This is almost a three-year commitment of taking daily action. I figured this would be a good way to prove my dedication to our company and to our customers.

I'd call it something like a spiritual commitment, at least on my end.

Anyhow, we were up at 3:30am this morning with our three young kids to catch an Uber to the airport. We've been on several connecting planes.

All the regular stuff with kids and airports has been happening. Bathroom emergencies. Bickering. Long lines. My kids are stud travelers so it hasn't been as bad as it could be.

This has been the first free moment I've had so far and I truly, deeply, wanted to just fall asleep. I thought to myself, you know what, I'll do the writing later.

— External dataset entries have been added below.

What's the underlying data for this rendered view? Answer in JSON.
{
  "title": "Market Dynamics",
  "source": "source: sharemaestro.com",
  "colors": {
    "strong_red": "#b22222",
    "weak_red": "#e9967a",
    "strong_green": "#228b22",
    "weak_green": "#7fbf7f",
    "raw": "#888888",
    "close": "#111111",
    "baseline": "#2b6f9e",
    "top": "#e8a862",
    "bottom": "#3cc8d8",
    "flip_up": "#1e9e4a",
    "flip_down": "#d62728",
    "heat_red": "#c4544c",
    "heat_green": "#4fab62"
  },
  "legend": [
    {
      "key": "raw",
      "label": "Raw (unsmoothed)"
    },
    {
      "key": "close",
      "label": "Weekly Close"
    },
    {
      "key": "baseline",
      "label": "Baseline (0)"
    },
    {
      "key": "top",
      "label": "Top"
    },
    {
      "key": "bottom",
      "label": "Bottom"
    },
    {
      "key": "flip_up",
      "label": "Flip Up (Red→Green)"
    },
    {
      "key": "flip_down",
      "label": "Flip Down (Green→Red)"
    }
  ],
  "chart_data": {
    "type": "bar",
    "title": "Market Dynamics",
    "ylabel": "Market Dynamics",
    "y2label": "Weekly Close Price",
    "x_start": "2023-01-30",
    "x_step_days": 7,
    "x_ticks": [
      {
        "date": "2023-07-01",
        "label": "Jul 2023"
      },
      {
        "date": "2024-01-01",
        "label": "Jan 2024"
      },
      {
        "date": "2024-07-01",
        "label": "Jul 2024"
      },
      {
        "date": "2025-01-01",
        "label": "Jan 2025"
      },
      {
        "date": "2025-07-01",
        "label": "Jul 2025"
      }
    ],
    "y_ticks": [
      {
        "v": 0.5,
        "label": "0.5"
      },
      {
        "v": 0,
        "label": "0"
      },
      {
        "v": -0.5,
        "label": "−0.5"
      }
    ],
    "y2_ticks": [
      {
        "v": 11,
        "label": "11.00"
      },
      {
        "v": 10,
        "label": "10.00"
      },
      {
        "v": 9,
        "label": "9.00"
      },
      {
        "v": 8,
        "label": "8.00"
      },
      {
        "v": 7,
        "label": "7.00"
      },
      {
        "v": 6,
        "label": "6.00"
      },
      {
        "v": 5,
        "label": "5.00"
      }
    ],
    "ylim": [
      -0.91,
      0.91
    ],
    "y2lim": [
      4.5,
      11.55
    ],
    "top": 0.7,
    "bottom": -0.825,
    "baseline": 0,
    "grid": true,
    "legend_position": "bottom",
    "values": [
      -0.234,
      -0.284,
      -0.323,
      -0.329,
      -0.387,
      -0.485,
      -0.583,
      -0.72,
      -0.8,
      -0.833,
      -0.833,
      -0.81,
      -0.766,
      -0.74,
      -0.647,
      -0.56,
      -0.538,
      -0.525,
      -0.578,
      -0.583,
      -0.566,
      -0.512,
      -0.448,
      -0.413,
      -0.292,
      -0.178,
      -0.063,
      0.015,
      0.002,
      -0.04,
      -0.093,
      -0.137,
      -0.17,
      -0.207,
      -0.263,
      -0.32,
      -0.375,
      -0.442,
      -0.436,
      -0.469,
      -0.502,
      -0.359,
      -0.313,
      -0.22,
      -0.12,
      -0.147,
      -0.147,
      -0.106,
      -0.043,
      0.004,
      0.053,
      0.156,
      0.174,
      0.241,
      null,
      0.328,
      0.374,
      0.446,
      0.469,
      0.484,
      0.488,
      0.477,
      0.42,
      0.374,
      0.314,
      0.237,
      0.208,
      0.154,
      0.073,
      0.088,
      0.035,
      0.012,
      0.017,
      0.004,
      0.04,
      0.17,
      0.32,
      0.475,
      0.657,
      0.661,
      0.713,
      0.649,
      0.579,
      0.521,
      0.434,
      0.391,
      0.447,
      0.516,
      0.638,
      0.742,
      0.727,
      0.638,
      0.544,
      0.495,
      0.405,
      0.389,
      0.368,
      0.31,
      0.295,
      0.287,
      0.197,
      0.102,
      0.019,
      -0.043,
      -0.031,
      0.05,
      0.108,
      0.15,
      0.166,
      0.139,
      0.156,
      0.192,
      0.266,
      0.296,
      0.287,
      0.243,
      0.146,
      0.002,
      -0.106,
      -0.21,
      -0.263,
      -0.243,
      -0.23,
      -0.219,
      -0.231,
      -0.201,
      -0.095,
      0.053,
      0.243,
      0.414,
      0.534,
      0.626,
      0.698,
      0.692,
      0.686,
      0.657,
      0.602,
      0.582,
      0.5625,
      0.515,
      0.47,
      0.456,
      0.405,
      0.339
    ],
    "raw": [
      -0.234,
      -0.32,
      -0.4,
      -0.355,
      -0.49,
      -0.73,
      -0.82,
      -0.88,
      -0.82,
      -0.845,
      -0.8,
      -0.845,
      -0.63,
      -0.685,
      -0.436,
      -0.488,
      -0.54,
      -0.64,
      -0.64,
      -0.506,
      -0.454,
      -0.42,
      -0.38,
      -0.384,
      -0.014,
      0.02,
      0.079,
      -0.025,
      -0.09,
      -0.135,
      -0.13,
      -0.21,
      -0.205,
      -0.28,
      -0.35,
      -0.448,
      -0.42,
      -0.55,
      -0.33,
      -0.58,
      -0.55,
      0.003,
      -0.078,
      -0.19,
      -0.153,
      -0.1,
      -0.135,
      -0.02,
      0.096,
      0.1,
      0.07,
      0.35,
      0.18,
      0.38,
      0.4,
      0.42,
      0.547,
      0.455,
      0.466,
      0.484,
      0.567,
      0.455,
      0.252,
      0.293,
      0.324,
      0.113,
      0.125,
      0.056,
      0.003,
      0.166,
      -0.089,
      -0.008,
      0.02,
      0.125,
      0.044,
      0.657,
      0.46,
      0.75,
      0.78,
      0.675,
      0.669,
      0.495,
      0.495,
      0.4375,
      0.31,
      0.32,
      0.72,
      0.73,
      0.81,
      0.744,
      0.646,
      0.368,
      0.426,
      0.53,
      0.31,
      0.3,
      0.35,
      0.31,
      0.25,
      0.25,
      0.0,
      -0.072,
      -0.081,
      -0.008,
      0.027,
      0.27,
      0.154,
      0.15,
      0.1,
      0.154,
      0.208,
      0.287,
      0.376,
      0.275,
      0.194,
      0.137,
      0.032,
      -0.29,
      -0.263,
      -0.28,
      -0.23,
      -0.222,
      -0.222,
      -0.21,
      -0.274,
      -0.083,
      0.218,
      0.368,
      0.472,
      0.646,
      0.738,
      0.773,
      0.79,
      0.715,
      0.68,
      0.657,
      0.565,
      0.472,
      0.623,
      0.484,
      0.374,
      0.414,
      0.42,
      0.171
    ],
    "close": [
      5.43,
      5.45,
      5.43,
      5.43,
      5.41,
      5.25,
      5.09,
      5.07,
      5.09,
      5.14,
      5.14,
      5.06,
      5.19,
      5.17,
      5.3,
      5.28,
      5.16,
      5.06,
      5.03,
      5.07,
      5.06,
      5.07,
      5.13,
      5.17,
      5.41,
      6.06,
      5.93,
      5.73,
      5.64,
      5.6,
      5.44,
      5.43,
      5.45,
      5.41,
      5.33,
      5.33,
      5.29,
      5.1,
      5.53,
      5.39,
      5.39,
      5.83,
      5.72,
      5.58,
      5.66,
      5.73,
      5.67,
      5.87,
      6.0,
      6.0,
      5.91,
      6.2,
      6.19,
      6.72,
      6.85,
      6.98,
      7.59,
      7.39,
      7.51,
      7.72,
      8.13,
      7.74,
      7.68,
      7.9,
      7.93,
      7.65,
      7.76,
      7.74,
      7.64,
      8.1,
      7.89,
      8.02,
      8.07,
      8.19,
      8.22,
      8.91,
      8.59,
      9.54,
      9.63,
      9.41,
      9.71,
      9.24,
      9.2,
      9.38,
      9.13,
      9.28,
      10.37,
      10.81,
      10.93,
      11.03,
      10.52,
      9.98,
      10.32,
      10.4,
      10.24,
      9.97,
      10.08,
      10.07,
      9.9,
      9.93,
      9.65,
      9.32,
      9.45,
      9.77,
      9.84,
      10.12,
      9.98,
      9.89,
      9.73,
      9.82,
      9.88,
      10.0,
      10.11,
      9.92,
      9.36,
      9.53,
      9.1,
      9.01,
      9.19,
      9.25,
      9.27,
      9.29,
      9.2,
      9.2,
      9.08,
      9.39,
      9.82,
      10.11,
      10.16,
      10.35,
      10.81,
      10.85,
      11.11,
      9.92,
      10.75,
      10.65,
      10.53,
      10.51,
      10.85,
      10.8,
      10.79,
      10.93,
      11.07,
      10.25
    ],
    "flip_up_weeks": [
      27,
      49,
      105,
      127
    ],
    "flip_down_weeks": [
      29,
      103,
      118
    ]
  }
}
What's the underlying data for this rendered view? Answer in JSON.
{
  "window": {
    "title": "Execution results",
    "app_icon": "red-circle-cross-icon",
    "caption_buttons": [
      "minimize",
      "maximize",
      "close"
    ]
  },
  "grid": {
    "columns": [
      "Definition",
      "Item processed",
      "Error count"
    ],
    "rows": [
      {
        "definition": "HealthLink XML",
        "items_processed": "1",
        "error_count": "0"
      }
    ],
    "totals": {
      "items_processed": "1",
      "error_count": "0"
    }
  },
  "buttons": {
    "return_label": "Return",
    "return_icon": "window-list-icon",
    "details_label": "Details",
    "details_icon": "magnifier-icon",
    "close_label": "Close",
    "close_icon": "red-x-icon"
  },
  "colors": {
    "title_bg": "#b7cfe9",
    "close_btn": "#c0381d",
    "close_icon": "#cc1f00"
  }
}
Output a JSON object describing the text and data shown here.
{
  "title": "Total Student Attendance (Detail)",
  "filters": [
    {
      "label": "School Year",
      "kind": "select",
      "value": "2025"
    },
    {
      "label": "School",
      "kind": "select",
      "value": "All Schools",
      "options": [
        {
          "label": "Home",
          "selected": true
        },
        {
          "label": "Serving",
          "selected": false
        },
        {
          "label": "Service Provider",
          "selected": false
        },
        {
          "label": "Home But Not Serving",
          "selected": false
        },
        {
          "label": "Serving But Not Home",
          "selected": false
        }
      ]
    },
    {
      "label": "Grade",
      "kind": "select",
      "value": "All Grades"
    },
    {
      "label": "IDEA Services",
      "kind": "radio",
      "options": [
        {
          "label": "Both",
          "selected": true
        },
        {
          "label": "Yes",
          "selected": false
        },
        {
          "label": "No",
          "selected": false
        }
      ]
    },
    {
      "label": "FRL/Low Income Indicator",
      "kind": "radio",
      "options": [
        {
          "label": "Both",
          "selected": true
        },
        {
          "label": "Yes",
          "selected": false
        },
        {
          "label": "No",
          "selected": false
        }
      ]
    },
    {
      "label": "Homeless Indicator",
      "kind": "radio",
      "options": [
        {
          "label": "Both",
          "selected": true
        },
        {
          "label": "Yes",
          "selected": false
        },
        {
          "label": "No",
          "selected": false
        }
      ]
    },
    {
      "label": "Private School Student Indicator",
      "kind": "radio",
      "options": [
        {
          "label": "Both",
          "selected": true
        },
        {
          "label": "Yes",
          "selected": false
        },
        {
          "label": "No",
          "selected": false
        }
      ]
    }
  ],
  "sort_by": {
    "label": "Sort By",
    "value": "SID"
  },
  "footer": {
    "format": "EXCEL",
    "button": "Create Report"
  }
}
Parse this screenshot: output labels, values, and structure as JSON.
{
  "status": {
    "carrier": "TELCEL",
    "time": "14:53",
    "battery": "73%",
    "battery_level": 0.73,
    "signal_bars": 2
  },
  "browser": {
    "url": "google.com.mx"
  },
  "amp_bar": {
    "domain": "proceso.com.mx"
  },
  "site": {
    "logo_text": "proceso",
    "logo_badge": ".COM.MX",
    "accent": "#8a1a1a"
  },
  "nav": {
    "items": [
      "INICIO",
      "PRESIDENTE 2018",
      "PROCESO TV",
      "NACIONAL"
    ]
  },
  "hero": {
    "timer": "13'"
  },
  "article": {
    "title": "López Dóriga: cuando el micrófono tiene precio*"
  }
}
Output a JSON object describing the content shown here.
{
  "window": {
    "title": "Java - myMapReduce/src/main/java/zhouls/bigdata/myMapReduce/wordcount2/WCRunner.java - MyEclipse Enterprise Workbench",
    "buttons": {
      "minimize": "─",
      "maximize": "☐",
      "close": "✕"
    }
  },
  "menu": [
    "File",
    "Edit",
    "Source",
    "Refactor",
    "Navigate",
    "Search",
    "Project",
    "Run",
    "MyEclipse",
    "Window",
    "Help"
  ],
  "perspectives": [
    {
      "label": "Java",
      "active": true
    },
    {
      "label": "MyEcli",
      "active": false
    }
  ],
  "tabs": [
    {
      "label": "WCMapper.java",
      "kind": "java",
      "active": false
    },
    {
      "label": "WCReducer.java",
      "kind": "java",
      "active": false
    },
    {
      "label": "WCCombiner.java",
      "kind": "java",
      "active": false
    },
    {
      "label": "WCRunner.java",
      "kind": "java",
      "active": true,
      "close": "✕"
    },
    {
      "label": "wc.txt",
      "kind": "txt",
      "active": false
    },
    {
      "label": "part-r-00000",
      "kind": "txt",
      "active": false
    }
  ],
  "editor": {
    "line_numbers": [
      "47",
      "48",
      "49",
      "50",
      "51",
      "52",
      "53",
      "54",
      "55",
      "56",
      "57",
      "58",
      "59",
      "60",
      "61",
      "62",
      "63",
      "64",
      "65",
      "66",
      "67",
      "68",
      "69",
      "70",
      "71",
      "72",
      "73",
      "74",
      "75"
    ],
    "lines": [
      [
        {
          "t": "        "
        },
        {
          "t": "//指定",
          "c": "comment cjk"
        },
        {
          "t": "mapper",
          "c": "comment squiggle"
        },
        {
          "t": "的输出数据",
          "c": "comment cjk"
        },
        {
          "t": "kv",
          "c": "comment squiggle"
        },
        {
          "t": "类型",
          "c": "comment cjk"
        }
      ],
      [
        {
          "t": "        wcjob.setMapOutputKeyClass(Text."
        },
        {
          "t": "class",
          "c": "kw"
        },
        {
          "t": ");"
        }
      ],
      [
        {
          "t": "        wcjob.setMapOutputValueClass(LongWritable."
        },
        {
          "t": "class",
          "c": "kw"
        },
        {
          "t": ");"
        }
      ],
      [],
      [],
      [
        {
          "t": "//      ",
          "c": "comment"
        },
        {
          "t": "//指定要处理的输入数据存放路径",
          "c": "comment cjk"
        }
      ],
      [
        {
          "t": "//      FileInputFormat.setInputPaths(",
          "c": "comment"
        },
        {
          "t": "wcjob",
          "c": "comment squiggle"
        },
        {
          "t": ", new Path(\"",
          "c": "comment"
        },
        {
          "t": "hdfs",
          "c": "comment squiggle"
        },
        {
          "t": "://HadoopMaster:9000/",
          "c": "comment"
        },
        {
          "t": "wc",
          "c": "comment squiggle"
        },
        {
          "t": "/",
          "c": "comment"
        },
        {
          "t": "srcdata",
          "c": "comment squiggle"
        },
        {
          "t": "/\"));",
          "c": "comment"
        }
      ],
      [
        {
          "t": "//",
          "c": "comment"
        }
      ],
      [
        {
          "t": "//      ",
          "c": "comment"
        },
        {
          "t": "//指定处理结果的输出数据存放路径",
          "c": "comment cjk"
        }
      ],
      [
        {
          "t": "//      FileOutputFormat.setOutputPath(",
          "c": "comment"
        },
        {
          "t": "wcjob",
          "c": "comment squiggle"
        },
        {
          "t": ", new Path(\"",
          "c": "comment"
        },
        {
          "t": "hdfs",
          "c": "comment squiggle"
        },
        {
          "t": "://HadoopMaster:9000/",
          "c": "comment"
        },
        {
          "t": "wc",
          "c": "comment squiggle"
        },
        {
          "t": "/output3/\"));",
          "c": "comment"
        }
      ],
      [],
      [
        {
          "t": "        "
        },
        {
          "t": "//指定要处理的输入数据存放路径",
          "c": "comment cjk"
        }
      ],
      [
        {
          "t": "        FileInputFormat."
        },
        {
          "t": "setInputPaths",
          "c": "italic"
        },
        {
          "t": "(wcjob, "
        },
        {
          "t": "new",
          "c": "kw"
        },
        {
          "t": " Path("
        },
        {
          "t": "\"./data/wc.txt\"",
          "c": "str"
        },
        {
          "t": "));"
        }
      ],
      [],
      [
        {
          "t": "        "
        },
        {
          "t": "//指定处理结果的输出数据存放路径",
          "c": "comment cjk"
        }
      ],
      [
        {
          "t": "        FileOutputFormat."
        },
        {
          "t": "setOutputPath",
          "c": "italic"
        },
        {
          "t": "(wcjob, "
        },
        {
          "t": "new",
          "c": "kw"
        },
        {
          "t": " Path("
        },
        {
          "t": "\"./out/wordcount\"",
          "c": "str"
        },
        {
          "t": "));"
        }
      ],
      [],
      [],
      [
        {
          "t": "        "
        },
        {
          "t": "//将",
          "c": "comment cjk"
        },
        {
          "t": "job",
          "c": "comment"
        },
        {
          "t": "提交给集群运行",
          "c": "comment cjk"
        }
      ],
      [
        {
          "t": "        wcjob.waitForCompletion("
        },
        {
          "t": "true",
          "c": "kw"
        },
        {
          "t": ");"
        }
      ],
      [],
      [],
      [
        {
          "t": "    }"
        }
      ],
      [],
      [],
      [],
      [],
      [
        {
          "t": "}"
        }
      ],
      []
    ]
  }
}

But later we'll be in a taxi riding through Lima and then in a hotel getting ready for bed. It won't happen.

Now is the only time.

I once heard somebody say that we all have the potential to be our own worst enemy because we know exactly what to say to convince ourselves of something.

Nobody can put a better sales job on us than the one we can put on ourselves. I'm telling you, I was about 5 minutes away from throwing away a 281-day streak.

But you know what I thought about?

I thought about the times when my brother Brian was getting tired of making the 17-hour bus ride out to the jungle. There were many times we got calls from Brian in which he told us that he just didn't want to do it again.

He didn't want to say goodbye to his family anymore. He was sick of riding a bus every two weeks to and from our cacao buying and processing operation.

But every time, he ended up dragging his butt over to the bus station and making the trip. He did that for more than ten years.

And when you ask him why he did that, he'll tell you that he did it because he made a promise.

The biggest hurdle we had to overcome to get our chocolate business up and running wasn't the muddy roads or learning to ferment and dry cacao. It was convincing our cacao farm partners that we weren't going to leave after a couple years.

No foreigners had ever done business out there and most folks were certain that we'd come in all excited about a new project and then it wouldn't work, and then we'd leave.

Meanwhile, our farm partners would have burned bridges with their previous buyers, and they'd be stuck without a consistent buyer for their cacao.

That is not a risk our cacao farm partners could afford to take lightly. We had to promise that we wouldn't leave.

Not after 2 years.

Not after 5 years.

Not after 10 years.

Not after 15 years.

Not during a pandemic.

Ideally, not ever.

And the way to prove that point was to live up to our promise and keep showing up.

Even when it meant that Brian had to miss his daughter's dance recitals, of which he missed many.

So, the least I can do is live up to what I promised. It took me having to override the sales job I was running on myself. But I guess we all have to do that from time to time.

I'll be in Peru for the next couple of weeks and it is something that I am looking forward to very much. Of late, I have been reading a ton of Peruvian history, and Peru has fascinating history.

Everybody knows about the Incas, but I was just reading about the war between Chile and Peru from 1879 - 1883. Chile invaded from the south and whipped Peru and took some of their resource rich land.

Here is what was so sad and peculiar. A lot of the rich Peruvian landowners, the aristocrats, descendants of conquistadores, folks who inherited generations of wealth originally taken by conquest, supported the Chilean army.

They sent funds to help Chile take the land.


Because they would be cut into investment projects on the land after the war was over. They cared more about getting richer than protecting their homeland.

I'm going to write more about this episode tomorrow because in it you find the root cause of a lot of the political instability that Peru has suffered over the years.

And it is applicable to the United States too. And most governments for that matter. I will also give you a recommendation for an excellent book on Peruvian history.

Sorry if there are some typos in this. I'm not able to do my regular proofread on a plane.

Thank you so much for your time today.

I hope that you have a truly blessed day!